Think positive. It’s something I’ve said a thousand times, something you’ve heard a million more, but what does it actually mean. Quite simply it’s about adopting a lens of positivity that filters everything around you so that it appears more optimistic and encouraging in your world. While that all sounds great, positivity is not a natural response. It needs to be developed. The question becomes HOW can we go about thinking positive more often?
First is practicing gratitude. Gratitude works because it focuses your attention on the positive things in your life, training your subconscious to look for more of the same in your environment. If you haven’t begun a gratitude practice, I challenge you to try journaling about 3 things you’re grateful for everyday for two weeks. It will change your life.
Second is to utilize reframing exercises. Positive and negative is a perception, an arbitrary label to a situation, and you can be intentional about which one you focus on. When something bad happens in your life, you can reframe it to find a silver lining or an unexpected blessing that is buried in the situation. It’s uncomfortable and difficult to do when in a highly emotional state, but it very quickly changes the meaning of the negative things your experiencing.

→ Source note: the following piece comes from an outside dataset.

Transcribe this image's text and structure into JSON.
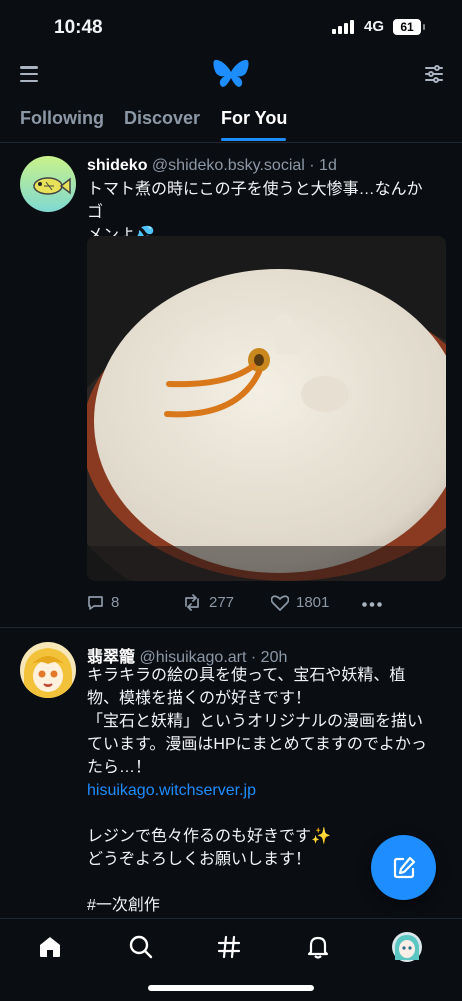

Then last, if you don’t want to direct this effort toward yourself, direct it toward others. Compliment others on the good things they’re doing, acknowledge them, and you’ll find that the energy you put out returns to you indirectly.
That’s what it takes to think positive. Positivity is a choice, and these are some of the tools you can use to begin introducing more positivity into your life.